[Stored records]
---

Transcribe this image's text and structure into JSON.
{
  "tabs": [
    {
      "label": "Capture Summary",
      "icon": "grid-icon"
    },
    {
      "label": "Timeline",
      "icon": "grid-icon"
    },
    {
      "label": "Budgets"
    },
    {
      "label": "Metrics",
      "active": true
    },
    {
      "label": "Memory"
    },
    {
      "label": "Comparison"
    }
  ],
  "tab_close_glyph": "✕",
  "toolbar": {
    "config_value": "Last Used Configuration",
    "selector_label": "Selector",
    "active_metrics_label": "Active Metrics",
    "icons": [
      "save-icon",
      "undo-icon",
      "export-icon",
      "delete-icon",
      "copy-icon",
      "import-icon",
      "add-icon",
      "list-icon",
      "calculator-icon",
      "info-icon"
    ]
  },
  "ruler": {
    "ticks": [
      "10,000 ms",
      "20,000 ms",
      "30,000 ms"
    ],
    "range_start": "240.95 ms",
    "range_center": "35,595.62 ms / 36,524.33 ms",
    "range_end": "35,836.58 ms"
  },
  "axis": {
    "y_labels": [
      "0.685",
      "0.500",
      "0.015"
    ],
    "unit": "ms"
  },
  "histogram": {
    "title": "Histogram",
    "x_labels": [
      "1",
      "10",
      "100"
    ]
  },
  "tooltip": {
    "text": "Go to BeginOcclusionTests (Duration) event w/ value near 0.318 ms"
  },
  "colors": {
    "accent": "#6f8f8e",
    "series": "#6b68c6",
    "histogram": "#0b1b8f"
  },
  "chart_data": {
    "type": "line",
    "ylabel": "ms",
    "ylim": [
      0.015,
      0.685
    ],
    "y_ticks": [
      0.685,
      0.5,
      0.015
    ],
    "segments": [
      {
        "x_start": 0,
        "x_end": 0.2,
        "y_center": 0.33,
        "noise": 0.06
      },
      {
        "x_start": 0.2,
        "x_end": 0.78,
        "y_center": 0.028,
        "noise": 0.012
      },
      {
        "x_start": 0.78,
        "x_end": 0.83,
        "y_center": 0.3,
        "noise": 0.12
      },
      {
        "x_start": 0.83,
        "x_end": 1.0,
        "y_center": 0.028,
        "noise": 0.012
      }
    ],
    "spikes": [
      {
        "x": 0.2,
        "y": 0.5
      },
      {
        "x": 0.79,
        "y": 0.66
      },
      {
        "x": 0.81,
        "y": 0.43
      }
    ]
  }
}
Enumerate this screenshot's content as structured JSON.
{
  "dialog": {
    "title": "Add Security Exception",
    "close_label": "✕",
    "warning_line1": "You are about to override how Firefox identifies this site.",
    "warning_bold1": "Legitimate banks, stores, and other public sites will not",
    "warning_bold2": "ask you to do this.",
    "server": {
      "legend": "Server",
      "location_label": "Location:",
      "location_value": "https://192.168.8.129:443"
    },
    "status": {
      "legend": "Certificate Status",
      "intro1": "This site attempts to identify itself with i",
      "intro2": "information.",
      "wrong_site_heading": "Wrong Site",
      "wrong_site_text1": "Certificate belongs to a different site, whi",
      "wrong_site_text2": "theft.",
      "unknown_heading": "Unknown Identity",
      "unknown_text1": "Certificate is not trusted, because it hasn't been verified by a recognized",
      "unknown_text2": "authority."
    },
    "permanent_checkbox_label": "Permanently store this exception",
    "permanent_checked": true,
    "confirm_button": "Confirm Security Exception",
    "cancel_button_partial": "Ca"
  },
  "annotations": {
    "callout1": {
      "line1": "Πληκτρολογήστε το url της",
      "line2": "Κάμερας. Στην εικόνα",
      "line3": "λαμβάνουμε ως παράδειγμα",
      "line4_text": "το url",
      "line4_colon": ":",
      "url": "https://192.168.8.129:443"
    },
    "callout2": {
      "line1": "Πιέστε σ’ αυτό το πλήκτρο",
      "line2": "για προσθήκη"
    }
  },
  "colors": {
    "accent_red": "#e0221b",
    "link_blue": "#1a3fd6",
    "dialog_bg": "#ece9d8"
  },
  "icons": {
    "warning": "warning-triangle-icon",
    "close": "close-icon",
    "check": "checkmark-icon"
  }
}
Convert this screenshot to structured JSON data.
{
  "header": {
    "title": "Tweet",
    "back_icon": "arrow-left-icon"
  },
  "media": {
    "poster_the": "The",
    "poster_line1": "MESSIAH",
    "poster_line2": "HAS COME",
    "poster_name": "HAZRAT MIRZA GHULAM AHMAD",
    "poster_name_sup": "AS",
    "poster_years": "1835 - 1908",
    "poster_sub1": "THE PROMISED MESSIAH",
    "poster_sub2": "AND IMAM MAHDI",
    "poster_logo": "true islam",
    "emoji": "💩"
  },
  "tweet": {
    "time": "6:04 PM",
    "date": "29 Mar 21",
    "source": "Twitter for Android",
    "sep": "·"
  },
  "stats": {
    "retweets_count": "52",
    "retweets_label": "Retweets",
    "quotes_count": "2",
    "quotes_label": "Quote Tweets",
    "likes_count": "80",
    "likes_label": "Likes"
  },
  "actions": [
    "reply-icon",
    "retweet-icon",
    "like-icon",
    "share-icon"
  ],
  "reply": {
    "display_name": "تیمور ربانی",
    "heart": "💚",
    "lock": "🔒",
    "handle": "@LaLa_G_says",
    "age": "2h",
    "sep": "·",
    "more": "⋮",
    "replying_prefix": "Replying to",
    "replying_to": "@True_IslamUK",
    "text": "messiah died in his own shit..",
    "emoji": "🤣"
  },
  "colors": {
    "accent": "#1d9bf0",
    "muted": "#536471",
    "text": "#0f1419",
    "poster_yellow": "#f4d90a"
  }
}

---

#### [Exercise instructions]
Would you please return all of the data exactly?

#### [Completed exercise]
Transcribe this image's text and structure into JSON.
{
  "tabs": [
    {
      "label": "Capture Summary",
      "icon": "grid-icon"
    },
    {
      "label": "Timeline",
      "icon": "grid-icon"
    },
    {
      "label": "Budgets"
    },
    {
      "label": "Metrics",
      "active": true
    },
    {
      "label": "Memory"
    },
    {
      "label": "Comparison"
    }
  ],
  "tab_close_glyph": "✕",
  "toolbar": {
    "config_value": "Last Used Configuration",
    "selector_label": "Selector",
    "active_metrics_label": "Active Metrics",
    "icons": [
      "save-icon",
      "undo-icon",
      "export-icon",
      "delete-icon",
      "copy-icon",
      "import-icon",
      "add-icon",
      "list-icon",
      "calculator-icon",
      "info-icon"
    ]
  },
  "ruler": {
    "ticks": [
      "10,000 ms",
      "20,000 ms",
      "30,000 ms"
    ],
    "range_start": "240.95 ms",
    "range_center": "35,595.62 ms / 36,524.33 ms",
    "range_end": "35,836.58 ms"
  },
  "axis": {
    "y_labels": [
      "0.685",
      "0.500",
      "0.015"
    ],
    "unit": "ms"
  },
  "histogram": {
    "title": "Histogram",
    "x_labels": [
      "1",
      "10",
      "100"
    ]
  },
  "tooltip": {
    "text": "Go to BeginOcclusionTests (Duration) event w/ value near 0.318 ms"
  },
  "colors": {
    "accent": "#6f8f8e",
    "series": "#6b68c6",
    "histogram": "#0b1b8f"
  },
  "chart_data": {
    "type": "line",
    "ylabel": "ms",
    "ylim": [
      0.015,
      0.685
    ],
    "y_ticks": [
      0.685,
      0.5,
      0.015
    ],
    "segments": [
      {
        "x_start": 0,
        "x_end": 0.2,
        "y_center": 0.33,
        "noise": 0.06
      },
      {
        "x_start": 0.2,
        "x_end": 0.78,
        "y_center": 0.028,
        "noise": 0.012
      },
      {
        "x_start": 0.78,
        "x_end": 0.83,
        "y_center": 0.3,
        "noise": 0.12
      },
      {
        "x_start": 0.83,
        "x_end": 1.0,
        "y_center": 0.028,
        "noise": 0.012
      }
    ],
    "spikes": [
      {
        "x": 0.2,
        "y": 0.5
      },
      {
        "x": 0.79,
        "y": 0.66
      },
      {
        "x": 0.81,
        "y": 0.43
      }
    ]
  }
}
Enumerate this screenshot's content as structured JSON.
{
  "dialog": {
    "title": "Add Security Exception",
    "close_label": "✕",
    "warning_line1": "You are about to override how Firefox identifies this site.",
    "warning_bold1": "Legitimate banks, stores, and other public sites will not",
    "warning_bold2": "ask you to do this.",
    "server": {
      "legend": "Server",
      "location_label": "Location:",
      "location_value": "https://192.168.8.129:443"
    },
    "status": {
      "legend": "Certificate Status",
      "intro1": "This site attempts to identify itself with i",
      "intro2": "information.",
      "wrong_site_heading": "Wrong Site",
      "wrong_site_text1": "Certificate belongs to a different site, whi",
      "wrong_site_text2": "theft.",
      "unknown_heading": "Unknown Identity",
      "unknown_text1": "Certificate is not trusted, because it hasn't been verified by a recognized",
      "unknown_text2": "authority."
    },
    "permanent_checkbox_label": "Permanently store this exception",
    "permanent_checked": true,
    "confirm_button": "Confirm Security Exception",
    "cancel_button_partial": "Ca"
  },
  "annotations": {
    "callout1": {
      "line1": "Πληκτρολογήστε το url της",
      "line2": "Κάμερας. Στην εικόνα",
      "line3": "λαμβάνουμε ως παράδειγμα",
      "line4_text": "το url",
      "line4_colon": ":",
      "url": "https://192.168.8.129:443"
    },
    "callout2": {
      "line1": "Πιέστε σ’ αυτό το πλήκτρο",
      "line2": "για προσθήκη"
    }
  },
  "colors": {
    "accent_red": "#e0221b",
    "link_blue": "#1a3fd6",
    "dialog_bg": "#ece9d8"
  },
  "icons": {
    "warning": "warning-triangle-icon",
    "close": "close-icon",
    "check": "checkmark-icon"
  }
}
Convert this screenshot to structured JSON data.
{
  "header": {
    "title": "Tweet",
    "back_icon": "arrow-left-icon"
  },
  "media": {
    "poster_the": "The",
    "poster_line1": "MESSIAH",
    "poster_line2": "HAS COME",
    "poster_name": "HAZRAT MIRZA GHULAM AHMAD",
    "poster_name_sup": "AS",
    "poster_years": "1835 - 1908",
    "poster_sub1": "THE PROMISED MESSIAH",
    "poster_sub2": "AND IMAM MAHDI",
    "poster_logo": "true islam",
    "emoji": "💩"
  },
  "tweet": {
    "time": "6:04 PM",
    "date": "29 Mar 21",
    "source": "Twitter for Android",
    "sep": "·"
  },
  "stats": {
    "retweets_count": "52",
    "retweets_label": "Retweets",
    "quotes_count": "2",
    "quotes_label": "Quote Tweets",
    "likes_count": "80",
    "likes_label": "Likes"
  },
  "actions": [
    "reply-icon",
    "retweet-icon",
    "like-icon",
    "share-icon"
  ],
  "reply": {
    "display_name": "تیمور ربانی",
    "heart": "💚",
    "lock": "🔒",
    "handle": "@LaLa_G_says",
    "age": "2h",
    "sep": "·",
    "more": "⋮",
    "replying_prefix": "Replying to",
    "replying_to": "@True_IslamUK",
    "text": "messiah died in his own shit..",
    "emoji": "🤣"
  },
  "colors": {
    "accent": "#1d9bf0",
    "muted": "#536471",
    "text": "#0f1419",
    "poster_yellow": "#f4d90a"
  }
}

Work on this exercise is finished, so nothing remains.